Few if any of you will have ever heard of Ploesti. But it’s a Romanian city that was what Winston Churchill called the taproot of Nazi might due to its many oil high-quality oil refineries overtaken by Germany during World War II. Because of its strategic importance, in 1943, the U.S Army Air Force at the time launched a daring, heroic, and ultimately very costly low-level bombing raid on these refineries. Using some 160 B-24 Liberator medium-range bombers, the Americans were met with heavy anti-aircraft resistance. Today’s guest Jay A. Stout, author of “Fortress Ploesti: The Campaign to Destroy Hitler’s Oil Supply,” provides unique insight into this historic chapter of aviation history.
Planetary geophysicist Erik Asphaug of the University of Arizona discusses what we really know about our solar system; its age; its formation; and its evolution. Asphaug also addresses some major puzzles. Is our solar system truly anomalous? Is the composition and spacing of our eight planets also anomalous? And what we need to do to further planetary science.
The spectacular rise and fall of Pan Am from flying boats to 747s. International best-selling author and former Pan Am captain Robert Gandt gives me the inside scoop on Pan American World Airways, from its humble beginnings to global empire.
Deep space navigator Coralie Adam explains the tricky navigation needed to guide NASA’s New Horizons spacecraft on its flyby of the Pluto system in 2015. The spacecraft continues operation today. Meanwhile, Adam and colleagues are awaiting the arrival of a touch-and-go sample garnered from the asteroid Bennu which is expected back at Earth in 2023. We discuss how deep space navigation is facilitating the precise exploration of the solar system.
Propulsion physicist Marc Millis talks about the prospects for fast, efficient interstellar travel. Millis was head of NASA’s Breakthrough Propulsion Program at Glenn Research Center outside Cleveland for years beginning in the mid-1990s. We discuss why the problem of traveling to the stars is so difficult and what would need to happen to help such dreams become a reality. It’s a lively and irreverent discussion!
Renowned planetary astronomer Heidi Hammel and I chat about our solar system’s mysterious ice giant planets, Uranus and Neptune. There’s only been one flyby of these giant planets by NASA’s Voyager 2 spacecraft back in the late 1980s. Hammel, who was part of the Voyager 2 science team, explains what that mission taught us about these objects and why we need to go back.
The age of supersonic flight officially began after World War II, when the late Chuck Yeager pushed the Bell X-1 test aircraft beyond the speed of sound (Mach 1) in October 1947. But bestselling author and highly-decorated fighter pilot Dan Hampton contends that Yeager wasn’t the first pilot to go supersonic in controlled flight.
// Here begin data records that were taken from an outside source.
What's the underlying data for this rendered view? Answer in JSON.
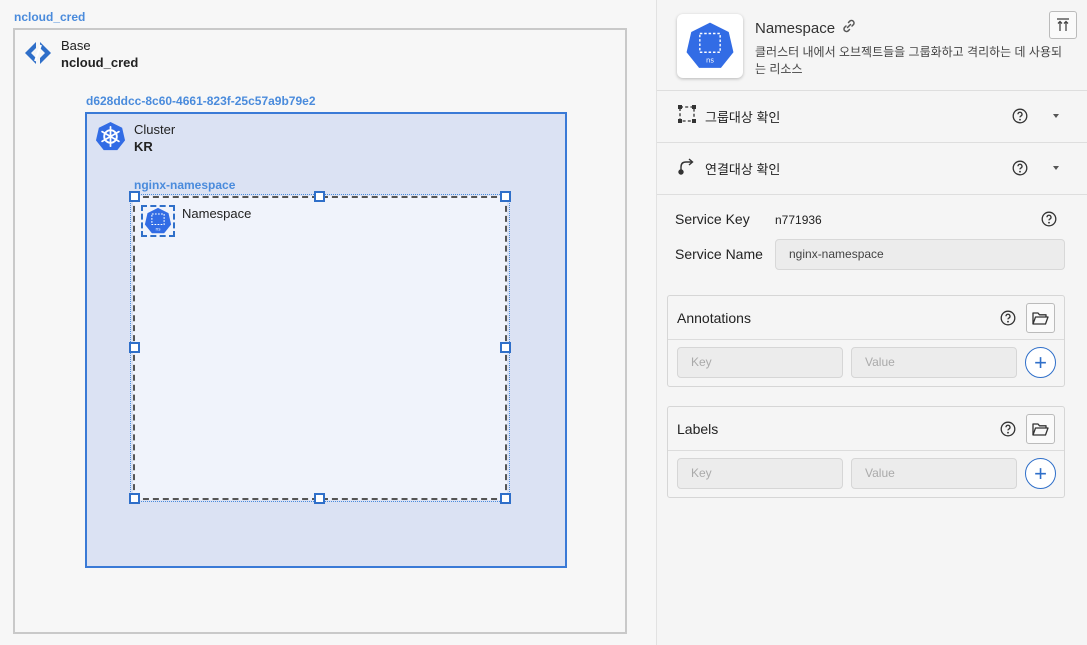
{
  "canvas": {
    "base_frame_label": "ncloud_cred",
    "base_node": {
      "title": "Base",
      "name": "ncloud_cred"
    },
    "cluster_frame_label": "d628ddcc-8c60-4661-823f-25c57a9b79e2",
    "cluster_node": {
      "title": "Cluster",
      "name": "KR"
    },
    "namespace_frame_label": "nginx-namespace",
    "namespace_node": {
      "title": "Namespace",
      "icon_text": "ns"
    }
  },
  "panel": {
    "header": {
      "title": "Namespace",
      "description": "클러스터 내에서 오브젝트들을 그룹화하고 격리하는 데 사용되는 리소스",
      "icon_text": "ns"
    },
    "group_check_label": "그룹대상 확인",
    "connect_check_label": "연결대상 확인",
    "service_key_label": "Service Key",
    "service_key_value": "n771936",
    "service_name_label": "Service Name",
    "service_name_value": "nginx-namespace",
    "annotations": {
      "title": "Annotations",
      "key_placeholder": "Key",
      "value_placeholder": "Value",
      "add_symbol": "+"
    },
    "labels": {
      "title": "Labels",
      "key_placeholder": "Key",
      "value_placeholder": "Value",
      "add_symbol": "+"
    }
  },
  "colors": {
    "accent": "#2f6fc9",
    "frame_label": "#4a8bdc",
    "cluster_fill": "#dbe2f3",
    "k8s_blue": "#326ce5"
  }
}
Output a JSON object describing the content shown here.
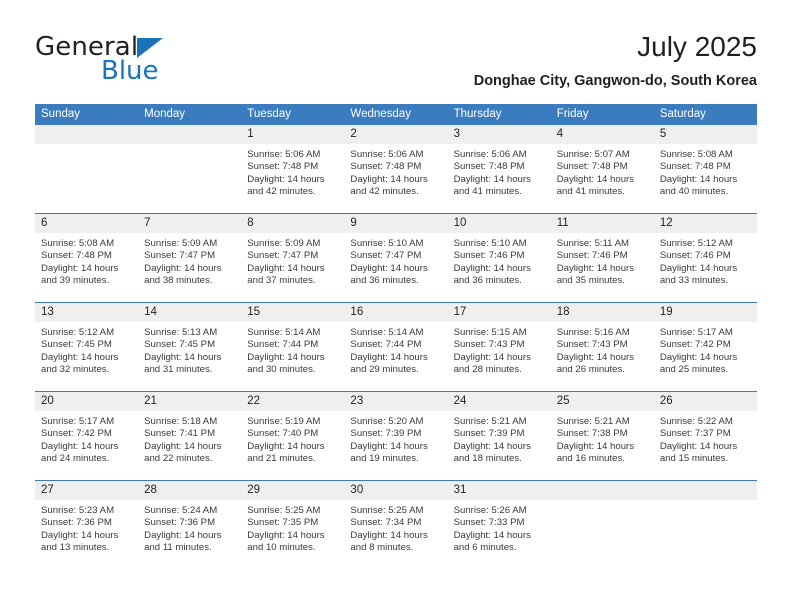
{
  "logo": {
    "word1": "General",
    "word2": "Blue",
    "triangle_color": "#1a73bb"
  },
  "header": {
    "title": "July 2025",
    "subtitle": "Donghae City, Gangwon-do, South Korea"
  },
  "theme": {
    "header_blue": "#3b7cbf",
    "daynum_bg": "#efefef",
    "text": "#231f20"
  },
  "weekday_headers": [
    "Sunday",
    "Monday",
    "Tuesday",
    "Wednesday",
    "Thursday",
    "Friday",
    "Saturday"
  ],
  "weeks": [
    [
      {
        "day": "",
        "sunrise": "",
        "sunset": "",
        "daylight_1": "",
        "daylight_2": ""
      },
      {
        "day": "",
        "sunrise": "",
        "sunset": "",
        "daylight_1": "",
        "daylight_2": ""
      },
      {
        "day": "1",
        "sunrise": "Sunrise: 5:06 AM",
        "sunset": "Sunset: 7:48 PM",
        "daylight_1": "Daylight: 14 hours",
        "daylight_2": "and 42 minutes."
      },
      {
        "day": "2",
        "sunrise": "Sunrise: 5:06 AM",
        "sunset": "Sunset: 7:48 PM",
        "daylight_1": "Daylight: 14 hours",
        "daylight_2": "and 42 minutes."
      },
      {
        "day": "3",
        "sunrise": "Sunrise: 5:06 AM",
        "sunset": "Sunset: 7:48 PM",
        "daylight_1": "Daylight: 14 hours",
        "daylight_2": "and 41 minutes."
      },
      {
        "day": "4",
        "sunrise": "Sunrise: 5:07 AM",
        "sunset": "Sunset: 7:48 PM",
        "daylight_1": "Daylight: 14 hours",
        "daylight_2": "and 41 minutes."
      },
      {
        "day": "5",
        "sunrise": "Sunrise: 5:08 AM",
        "sunset": "Sunset: 7:48 PM",
        "daylight_1": "Daylight: 14 hours",
        "daylight_2": "and 40 minutes."
      }
    ],
    [
      {
        "day": "6",
        "sunrise": "Sunrise: 5:08 AM",
        "sunset": "Sunset: 7:48 PM",
        "daylight_1": "Daylight: 14 hours",
        "daylight_2": "and 39 minutes."
      },
      {
        "day": "7",
        "sunrise": "Sunrise: 5:09 AM",
        "sunset": "Sunset: 7:47 PM",
        "daylight_1": "Daylight: 14 hours",
        "daylight_2": "and 38 minutes."
      },
      {
        "day": "8",
        "sunrise": "Sunrise: 5:09 AM",
        "sunset": "Sunset: 7:47 PM",
        "daylight_1": "Daylight: 14 hours",
        "daylight_2": "and 37 minutes."
      },
      {
        "day": "9",
        "sunrise": "Sunrise: 5:10 AM",
        "sunset": "Sunset: 7:47 PM",
        "daylight_1": "Daylight: 14 hours",
        "daylight_2": "and 36 minutes."
      },
      {
        "day": "10",
        "sunrise": "Sunrise: 5:10 AM",
        "sunset": "Sunset: 7:46 PM",
        "daylight_1": "Daylight: 14 hours",
        "daylight_2": "and 36 minutes."
      },
      {
        "day": "11",
        "sunrise": "Sunrise: 5:11 AM",
        "sunset": "Sunset: 7:46 PM",
        "daylight_1": "Daylight: 14 hours",
        "daylight_2": "and 35 minutes."
      },
      {
        "day": "12",
        "sunrise": "Sunrise: 5:12 AM",
        "sunset": "Sunset: 7:46 PM",
        "daylight_1": "Daylight: 14 hours",
        "daylight_2": "and 33 minutes."
      }
    ],
    [
      {
        "day": "13",
        "sunrise": "Sunrise: 5:12 AM",
        "sunset": "Sunset: 7:45 PM",
        "daylight_1": "Daylight: 14 hours",
        "daylight_2": "and 32 minutes."
      },
      {
        "day": "14",
        "sunrise": "Sunrise: 5:13 AM",
        "sunset": "Sunset: 7:45 PM",
        "daylight_1": "Daylight: 14 hours",
        "daylight_2": "and 31 minutes."
      },
      {
        "day": "15",
        "sunrise": "Sunrise: 5:14 AM",
        "sunset": "Sunset: 7:44 PM",
        "daylight_1": "Daylight: 14 hours",
        "daylight_2": "and 30 minutes."
      },
      {
        "day": "16",
        "sunrise": "Sunrise: 5:14 AM",
        "sunset": "Sunset: 7:44 PM",
        "daylight_1": "Daylight: 14 hours",
        "daylight_2": "and 29 minutes."
      },
      {
        "day": "17",
        "sunrise": "Sunrise: 5:15 AM",
        "sunset": "Sunset: 7:43 PM",
        "daylight_1": "Daylight: 14 hours",
        "daylight_2": "and 28 minutes."
      },
      {
        "day": "18",
        "sunrise": "Sunrise: 5:16 AM",
        "sunset": "Sunset: 7:43 PM",
        "daylight_1": "Daylight: 14 hours",
        "daylight_2": "and 26 minutes."
      },
      {
        "day": "19",
        "sunrise": "Sunrise: 5:17 AM",
        "sunset": "Sunset: 7:42 PM",
        "daylight_1": "Daylight: 14 hours",
        "daylight_2": "and 25 minutes."
      }
    ],
    [
      {
        "day": "20",
        "sunrise": "Sunrise: 5:17 AM",
        "sunset": "Sunset: 7:42 PM",
        "daylight_1": "Daylight: 14 hours",
        "daylight_2": "and 24 minutes."
      },
      {
        "day": "21",
        "sunrise": "Sunrise: 5:18 AM",
        "sunset": "Sunset: 7:41 PM",
        "daylight_1": "Daylight: 14 hours",
        "daylight_2": "and 22 minutes."
      },
      {
        "day": "22",
        "sunrise": "Sunrise: 5:19 AM",
        "sunset": "Sunset: 7:40 PM",
        "daylight_1": "Daylight: 14 hours",
        "daylight_2": "and 21 minutes."
      },
      {
        "day": "23",
        "sunrise": "Sunrise: 5:20 AM",
        "sunset": "Sunset: 7:39 PM",
        "daylight_1": "Daylight: 14 hours",
        "daylight_2": "and 19 minutes."
      },
      {
        "day": "24",
        "sunrise": "Sunrise: 5:21 AM",
        "sunset": "Sunset: 7:39 PM",
        "daylight_1": "Daylight: 14 hours",
        "daylight_2": "and 18 minutes."
      },
      {
        "day": "25",
        "sunrise": "Sunrise: 5:21 AM",
        "sunset": "Sunset: 7:38 PM",
        "daylight_1": "Daylight: 14 hours",
        "daylight_2": "and 16 minutes."
      },
      {
        "day": "26",
        "sunrise": "Sunrise: 5:22 AM",
        "sunset": "Sunset: 7:37 PM",
        "daylight_1": "Daylight: 14 hours",
        "daylight_2": "and 15 minutes."
      }
    ],
    [
      {
        "day": "27",
        "sunrise": "Sunrise: 5:23 AM",
        "sunset": "Sunset: 7:36 PM",
        "daylight_1": "Daylight: 14 hours",
        "daylight_2": "and 13 minutes."
      },
      {
        "day": "28",
        "sunrise": "Sunrise: 5:24 AM",
        "sunset": "Sunset: 7:36 PM",
        "daylight_1": "Daylight: 14 hours",
        "daylight_2": "and 11 minutes."
      },
      {
        "day": "29",
        "sunrise": "Sunrise: 5:25 AM",
        "sunset": "Sunset: 7:35 PM",
        "daylight_1": "Daylight: 14 hours",
        "daylight_2": "and 10 minutes."
      },
      {
        "day": "30",
        "sunrise": "Sunrise: 5:25 AM",
        "sunset": "Sunset: 7:34 PM",
        "daylight_1": "Daylight: 14 hours",
        "daylight_2": "and 8 minutes."
      },
      {
        "day": "31",
        "sunrise": "Sunrise: 5:26 AM",
        "sunset": "Sunset: 7:33 PM",
        "daylight_1": "Daylight: 14 hours",
        "daylight_2": "and 6 minutes."
      },
      {
        "day": "",
        "sunrise": "",
        "sunset": "",
        "daylight_1": "",
        "daylight_2": ""
      },
      {
        "day": "",
        "sunrise": "",
        "sunset": "",
        "daylight_1": "",
        "daylight_2": ""
      }
    ]
  ]
}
On this week’s episode, Hampton and I discuss how the Cold War spurred the quest for speed and why Yeager might not have been the first American fighter pilot to break the sound barrier.
Big band historian and author Dennis Spragg talks about the music, the legacy, and the tragic disappearance of the American big band icon, Glenn Miller. We cover what shaped his unique sound; his driving passion to give back to America’s Greatest Generation in their hour of wartime need; and the tragic disappearance of his December 1944 flight from England to France.
NASA’s MAVEN orbiter has arguably done more to document how and why Mars lost its atmosphere and much of its water than any spacecraft ever sent to the red planet. The mission’s principal investigator, planetary scientist Bruce Jakosky is this week’s featured guest and we discuss the current paradigm on why Mars went so horribly wrong. Jakosky offers a candid and inside look at how such missions work and what we can expect from Mars science in the next few years.
The earliest days of robotic space exploration, to the Moon, Venus, Mars, and even Mercury, likely would never have played out in such dramatic fashion in the late 1950s and early 1960s without the Cold War. Despite a steep learning curve with lots of rocket misfires and mission malfunctions, it was a hair-trigger era of interplanetary exploration that offered the world its first close up views of our nearest planetary neighbors. Former NASA Chief Historian Roger Launius and I discuss the details in this revealing episode.